Now that we had dispersed from our single file line, Ali had moved on to refusing to speak to Kai, who had not said one word to me or I to him, and I swam in the freezing cold water with everyone else using my slippahs as fins. The cold water made your muscles feel brand new. As we made our way back I charged it, because if I stopped moving, I would fall over. I found this out when I stopped along with everyone to look at a wild horse and while standing still fell over into a bush. Sean’s arm appeared like it had all day, “Thank you broddah,” I told him as he pulled me out of the jungle terrain. On the way back we passed other people lounging around on the rocks, “Howzit?” they said as you passed by. Locals! I shot them the shaka sign before tripping over fallen bamboo.
When we got back to the truck we all had snacks, which consisted of wild fruit we had picked, and cliff bars we had bought on our way, and then we piled back in the truck bed and drove back to town.
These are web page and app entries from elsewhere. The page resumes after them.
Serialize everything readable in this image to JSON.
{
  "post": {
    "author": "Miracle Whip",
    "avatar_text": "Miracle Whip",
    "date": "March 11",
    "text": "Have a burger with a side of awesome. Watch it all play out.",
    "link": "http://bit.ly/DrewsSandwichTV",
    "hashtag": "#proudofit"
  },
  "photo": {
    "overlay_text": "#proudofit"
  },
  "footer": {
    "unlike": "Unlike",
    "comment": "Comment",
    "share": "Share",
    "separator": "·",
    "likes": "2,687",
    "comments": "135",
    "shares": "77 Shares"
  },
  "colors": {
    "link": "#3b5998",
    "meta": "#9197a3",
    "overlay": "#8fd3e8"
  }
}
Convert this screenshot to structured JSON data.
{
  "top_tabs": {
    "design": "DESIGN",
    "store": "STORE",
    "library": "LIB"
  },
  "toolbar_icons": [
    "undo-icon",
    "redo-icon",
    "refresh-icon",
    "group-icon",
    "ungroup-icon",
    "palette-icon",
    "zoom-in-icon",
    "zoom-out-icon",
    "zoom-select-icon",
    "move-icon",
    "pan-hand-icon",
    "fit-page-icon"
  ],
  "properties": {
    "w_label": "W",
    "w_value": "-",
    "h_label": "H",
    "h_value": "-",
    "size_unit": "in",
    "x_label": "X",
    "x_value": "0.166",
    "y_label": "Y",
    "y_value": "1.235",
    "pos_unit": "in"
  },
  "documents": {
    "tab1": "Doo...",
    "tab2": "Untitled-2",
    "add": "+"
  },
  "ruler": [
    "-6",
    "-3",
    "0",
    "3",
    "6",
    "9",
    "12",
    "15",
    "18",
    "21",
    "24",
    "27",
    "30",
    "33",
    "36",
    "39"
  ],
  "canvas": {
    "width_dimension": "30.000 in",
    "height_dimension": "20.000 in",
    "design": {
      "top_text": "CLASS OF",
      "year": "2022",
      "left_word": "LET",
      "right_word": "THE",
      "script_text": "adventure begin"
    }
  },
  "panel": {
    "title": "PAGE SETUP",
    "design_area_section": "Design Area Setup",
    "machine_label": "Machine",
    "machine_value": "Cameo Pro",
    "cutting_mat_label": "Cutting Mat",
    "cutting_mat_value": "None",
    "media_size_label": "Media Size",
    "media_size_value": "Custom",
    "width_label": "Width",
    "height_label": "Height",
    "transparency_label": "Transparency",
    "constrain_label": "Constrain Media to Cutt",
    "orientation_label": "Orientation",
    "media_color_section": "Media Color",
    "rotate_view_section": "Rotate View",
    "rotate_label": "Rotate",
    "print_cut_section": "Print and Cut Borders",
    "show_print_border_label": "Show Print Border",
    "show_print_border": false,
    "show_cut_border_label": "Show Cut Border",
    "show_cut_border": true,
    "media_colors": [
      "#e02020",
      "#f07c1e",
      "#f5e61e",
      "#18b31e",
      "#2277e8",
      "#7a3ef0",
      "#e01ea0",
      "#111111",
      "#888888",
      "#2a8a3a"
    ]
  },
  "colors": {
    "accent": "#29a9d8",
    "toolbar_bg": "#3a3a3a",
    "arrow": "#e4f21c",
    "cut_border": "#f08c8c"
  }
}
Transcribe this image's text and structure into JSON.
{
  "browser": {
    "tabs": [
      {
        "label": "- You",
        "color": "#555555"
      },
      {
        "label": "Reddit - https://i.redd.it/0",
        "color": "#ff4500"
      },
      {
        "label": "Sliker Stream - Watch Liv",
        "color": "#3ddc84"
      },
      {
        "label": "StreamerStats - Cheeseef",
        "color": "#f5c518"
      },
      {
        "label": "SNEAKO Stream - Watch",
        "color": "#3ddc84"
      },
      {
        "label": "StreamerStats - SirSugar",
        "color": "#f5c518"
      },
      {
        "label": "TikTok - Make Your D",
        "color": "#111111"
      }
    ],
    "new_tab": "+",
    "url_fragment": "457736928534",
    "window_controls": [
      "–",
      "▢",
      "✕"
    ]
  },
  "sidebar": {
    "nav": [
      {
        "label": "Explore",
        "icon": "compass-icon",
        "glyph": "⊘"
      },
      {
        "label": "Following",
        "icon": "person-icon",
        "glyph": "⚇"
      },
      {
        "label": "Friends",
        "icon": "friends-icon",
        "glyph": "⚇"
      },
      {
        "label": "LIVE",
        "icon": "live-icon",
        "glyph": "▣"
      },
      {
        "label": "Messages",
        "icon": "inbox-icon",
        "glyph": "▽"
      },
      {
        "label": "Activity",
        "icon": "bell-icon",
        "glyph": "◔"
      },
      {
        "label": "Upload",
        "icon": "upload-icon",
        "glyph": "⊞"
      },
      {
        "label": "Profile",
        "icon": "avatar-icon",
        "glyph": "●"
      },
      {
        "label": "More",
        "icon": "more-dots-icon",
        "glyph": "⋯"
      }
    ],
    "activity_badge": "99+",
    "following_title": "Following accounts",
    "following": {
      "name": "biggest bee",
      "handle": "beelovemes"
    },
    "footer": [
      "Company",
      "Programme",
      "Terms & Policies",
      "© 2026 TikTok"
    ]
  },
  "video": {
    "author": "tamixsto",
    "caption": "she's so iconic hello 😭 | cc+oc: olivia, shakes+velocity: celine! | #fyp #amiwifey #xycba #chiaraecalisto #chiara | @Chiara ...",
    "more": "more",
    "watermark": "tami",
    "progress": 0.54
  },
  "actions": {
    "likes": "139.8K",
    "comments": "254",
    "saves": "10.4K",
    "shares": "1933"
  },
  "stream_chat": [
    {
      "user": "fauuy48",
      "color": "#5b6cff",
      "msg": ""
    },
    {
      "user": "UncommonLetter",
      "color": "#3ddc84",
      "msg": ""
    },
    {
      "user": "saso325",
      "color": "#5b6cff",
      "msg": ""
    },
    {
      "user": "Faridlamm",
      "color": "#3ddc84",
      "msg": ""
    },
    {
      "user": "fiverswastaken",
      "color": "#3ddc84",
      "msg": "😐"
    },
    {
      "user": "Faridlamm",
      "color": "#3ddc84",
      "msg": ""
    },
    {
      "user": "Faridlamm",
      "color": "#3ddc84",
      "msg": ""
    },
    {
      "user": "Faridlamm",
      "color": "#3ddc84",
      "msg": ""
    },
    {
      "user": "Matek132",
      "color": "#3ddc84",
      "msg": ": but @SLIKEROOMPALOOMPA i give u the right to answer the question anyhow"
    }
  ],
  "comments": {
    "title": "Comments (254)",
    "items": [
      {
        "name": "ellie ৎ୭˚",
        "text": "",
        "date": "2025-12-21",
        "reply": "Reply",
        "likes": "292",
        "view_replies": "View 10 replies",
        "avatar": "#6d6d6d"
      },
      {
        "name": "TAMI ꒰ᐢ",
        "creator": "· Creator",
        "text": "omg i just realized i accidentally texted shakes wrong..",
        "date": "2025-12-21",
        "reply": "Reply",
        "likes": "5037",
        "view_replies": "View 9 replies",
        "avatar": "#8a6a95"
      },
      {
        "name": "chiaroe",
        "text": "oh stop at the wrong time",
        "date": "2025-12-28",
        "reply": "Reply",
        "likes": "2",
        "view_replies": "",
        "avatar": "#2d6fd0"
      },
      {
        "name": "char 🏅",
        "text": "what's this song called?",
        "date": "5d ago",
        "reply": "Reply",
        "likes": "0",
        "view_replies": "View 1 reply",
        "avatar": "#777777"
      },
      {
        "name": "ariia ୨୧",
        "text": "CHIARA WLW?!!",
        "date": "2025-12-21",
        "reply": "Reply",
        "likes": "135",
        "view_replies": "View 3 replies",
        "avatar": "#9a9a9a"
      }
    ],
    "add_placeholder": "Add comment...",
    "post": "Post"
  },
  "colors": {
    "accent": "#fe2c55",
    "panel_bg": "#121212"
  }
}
Once back in town, Ali went home and Kai was able to speak freely. We bought a pizza and headed over to one of the resorts to eat it at the pool and watch the sunset. In Hawaii you never take your bathing suit off. You live in it because you never know when an opportunity will come where you can strip off your clothes and jump in some body of water. After sunset we went into the hot tub, and after the hot tub, we went to visit the manta rays.
Manta rays come out at night and you can see them from the bar of the resort we were at. Standing on the deck you can look down and watch these beautiful creatures swim near the surface, upside down, eating plankton. Everytime I encounter a wild animal, I feel like I need to pee. It gives me such a thrill to interact with animals like tiger sharks or sea turtles in everyday life. You can’t be anything but excited when you’re out on a swim and a sea turtle swims by, or you see a wild goat while walking down a road, or a tiger shark in the harbor, or a horse grazing by a waterfall. It’s impossible to feel anything else but so stoked on life and everything that’s out there for us to marvel at. I fell into bed on Friday at ten pm, exhausted, happy and excited to wake up early the next day and do it all again, minus the bunny.